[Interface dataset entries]
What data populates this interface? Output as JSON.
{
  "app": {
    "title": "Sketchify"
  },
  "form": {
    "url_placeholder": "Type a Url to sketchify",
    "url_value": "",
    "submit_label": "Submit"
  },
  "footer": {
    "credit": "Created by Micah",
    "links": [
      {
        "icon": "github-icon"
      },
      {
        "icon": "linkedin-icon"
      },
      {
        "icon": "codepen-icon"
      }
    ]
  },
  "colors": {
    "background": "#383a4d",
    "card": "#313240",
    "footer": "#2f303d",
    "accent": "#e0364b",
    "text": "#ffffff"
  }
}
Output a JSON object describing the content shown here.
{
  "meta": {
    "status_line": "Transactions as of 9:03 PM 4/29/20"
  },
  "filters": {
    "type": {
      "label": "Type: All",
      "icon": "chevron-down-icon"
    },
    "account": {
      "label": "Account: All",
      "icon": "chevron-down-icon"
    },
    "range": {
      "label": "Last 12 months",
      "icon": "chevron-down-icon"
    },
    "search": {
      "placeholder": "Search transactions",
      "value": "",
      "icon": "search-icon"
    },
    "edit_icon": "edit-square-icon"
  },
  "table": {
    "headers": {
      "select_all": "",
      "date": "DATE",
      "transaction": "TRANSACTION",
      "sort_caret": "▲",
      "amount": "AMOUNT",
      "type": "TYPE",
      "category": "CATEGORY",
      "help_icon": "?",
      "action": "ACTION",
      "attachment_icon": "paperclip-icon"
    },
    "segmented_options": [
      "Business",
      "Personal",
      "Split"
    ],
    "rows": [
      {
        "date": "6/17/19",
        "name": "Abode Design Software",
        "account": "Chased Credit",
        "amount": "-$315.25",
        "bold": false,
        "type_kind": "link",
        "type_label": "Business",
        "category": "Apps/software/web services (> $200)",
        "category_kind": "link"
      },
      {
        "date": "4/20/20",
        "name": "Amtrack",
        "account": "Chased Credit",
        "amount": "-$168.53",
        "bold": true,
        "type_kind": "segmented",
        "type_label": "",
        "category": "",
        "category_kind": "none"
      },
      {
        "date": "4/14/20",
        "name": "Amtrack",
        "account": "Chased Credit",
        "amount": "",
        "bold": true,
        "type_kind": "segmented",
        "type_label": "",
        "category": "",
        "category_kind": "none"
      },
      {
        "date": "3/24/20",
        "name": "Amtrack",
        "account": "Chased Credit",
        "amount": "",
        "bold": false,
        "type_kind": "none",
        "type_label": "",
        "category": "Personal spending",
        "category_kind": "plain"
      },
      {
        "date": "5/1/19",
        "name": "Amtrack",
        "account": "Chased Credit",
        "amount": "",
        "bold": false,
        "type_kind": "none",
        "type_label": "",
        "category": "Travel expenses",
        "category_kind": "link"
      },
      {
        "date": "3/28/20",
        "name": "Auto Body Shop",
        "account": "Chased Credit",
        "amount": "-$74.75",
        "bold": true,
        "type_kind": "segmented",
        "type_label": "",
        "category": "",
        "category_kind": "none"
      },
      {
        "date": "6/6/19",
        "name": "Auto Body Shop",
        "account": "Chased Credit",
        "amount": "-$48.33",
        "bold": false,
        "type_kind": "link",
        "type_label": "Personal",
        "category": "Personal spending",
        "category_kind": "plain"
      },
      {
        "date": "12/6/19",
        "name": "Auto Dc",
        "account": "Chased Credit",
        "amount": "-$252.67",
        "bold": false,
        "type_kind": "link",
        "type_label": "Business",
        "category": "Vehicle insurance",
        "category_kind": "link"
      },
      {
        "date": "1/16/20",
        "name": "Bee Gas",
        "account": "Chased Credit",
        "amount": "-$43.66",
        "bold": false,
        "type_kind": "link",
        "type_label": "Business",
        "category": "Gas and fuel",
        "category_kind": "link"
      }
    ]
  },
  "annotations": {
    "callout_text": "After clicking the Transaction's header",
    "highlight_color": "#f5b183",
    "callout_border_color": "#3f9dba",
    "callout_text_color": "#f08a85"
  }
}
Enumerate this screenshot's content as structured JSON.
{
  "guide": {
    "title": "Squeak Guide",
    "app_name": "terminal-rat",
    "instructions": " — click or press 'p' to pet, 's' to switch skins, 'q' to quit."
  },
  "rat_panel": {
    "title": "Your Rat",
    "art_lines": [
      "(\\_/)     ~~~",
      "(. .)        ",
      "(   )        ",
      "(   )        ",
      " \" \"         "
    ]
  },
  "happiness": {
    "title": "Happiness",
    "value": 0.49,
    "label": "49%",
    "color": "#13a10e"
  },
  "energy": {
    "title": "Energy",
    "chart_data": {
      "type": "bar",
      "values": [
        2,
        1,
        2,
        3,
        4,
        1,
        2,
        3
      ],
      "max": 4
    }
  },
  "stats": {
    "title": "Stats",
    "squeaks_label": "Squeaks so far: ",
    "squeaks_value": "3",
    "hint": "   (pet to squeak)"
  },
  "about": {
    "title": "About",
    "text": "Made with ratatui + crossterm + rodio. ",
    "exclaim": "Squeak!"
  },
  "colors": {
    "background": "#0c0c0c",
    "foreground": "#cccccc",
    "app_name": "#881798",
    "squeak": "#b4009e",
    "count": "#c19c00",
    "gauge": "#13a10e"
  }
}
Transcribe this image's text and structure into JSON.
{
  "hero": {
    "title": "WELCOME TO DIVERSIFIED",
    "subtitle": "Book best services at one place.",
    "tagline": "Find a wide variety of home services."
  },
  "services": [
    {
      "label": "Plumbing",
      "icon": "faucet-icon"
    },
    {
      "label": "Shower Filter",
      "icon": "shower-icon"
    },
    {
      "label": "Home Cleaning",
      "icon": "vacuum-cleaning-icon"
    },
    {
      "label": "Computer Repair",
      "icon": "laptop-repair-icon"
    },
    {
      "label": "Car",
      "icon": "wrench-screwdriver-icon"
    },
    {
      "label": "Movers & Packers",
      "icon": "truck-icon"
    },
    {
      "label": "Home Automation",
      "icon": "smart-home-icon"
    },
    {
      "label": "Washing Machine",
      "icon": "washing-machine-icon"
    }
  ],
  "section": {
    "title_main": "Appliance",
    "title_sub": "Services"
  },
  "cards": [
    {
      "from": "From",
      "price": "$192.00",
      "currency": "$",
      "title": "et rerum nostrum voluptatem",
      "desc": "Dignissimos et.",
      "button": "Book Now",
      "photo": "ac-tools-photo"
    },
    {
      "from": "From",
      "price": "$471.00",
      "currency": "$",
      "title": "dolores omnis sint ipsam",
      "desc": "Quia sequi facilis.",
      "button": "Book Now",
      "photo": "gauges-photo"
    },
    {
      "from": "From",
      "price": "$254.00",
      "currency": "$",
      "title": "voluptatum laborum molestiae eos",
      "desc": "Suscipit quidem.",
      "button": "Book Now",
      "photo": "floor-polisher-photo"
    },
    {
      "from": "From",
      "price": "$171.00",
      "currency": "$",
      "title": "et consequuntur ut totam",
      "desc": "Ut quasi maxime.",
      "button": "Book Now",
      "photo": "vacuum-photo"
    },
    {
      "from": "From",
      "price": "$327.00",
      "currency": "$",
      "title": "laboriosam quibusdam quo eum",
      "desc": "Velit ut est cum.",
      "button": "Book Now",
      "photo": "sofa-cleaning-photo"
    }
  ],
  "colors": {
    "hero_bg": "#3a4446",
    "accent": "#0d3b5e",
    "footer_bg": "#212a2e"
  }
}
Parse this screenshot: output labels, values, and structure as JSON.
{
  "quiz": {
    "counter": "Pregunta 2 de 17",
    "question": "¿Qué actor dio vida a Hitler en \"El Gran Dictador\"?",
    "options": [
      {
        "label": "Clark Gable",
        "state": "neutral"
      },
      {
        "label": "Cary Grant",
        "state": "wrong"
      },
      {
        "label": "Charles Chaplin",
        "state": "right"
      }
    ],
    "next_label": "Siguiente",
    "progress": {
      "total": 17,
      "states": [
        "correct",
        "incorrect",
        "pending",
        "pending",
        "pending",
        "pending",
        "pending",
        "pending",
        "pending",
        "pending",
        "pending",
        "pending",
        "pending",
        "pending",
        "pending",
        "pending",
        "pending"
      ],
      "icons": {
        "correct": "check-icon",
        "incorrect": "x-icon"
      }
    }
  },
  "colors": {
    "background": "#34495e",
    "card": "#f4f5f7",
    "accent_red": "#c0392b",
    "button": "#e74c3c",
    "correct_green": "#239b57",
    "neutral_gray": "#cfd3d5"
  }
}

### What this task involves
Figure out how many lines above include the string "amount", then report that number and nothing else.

### Result below
10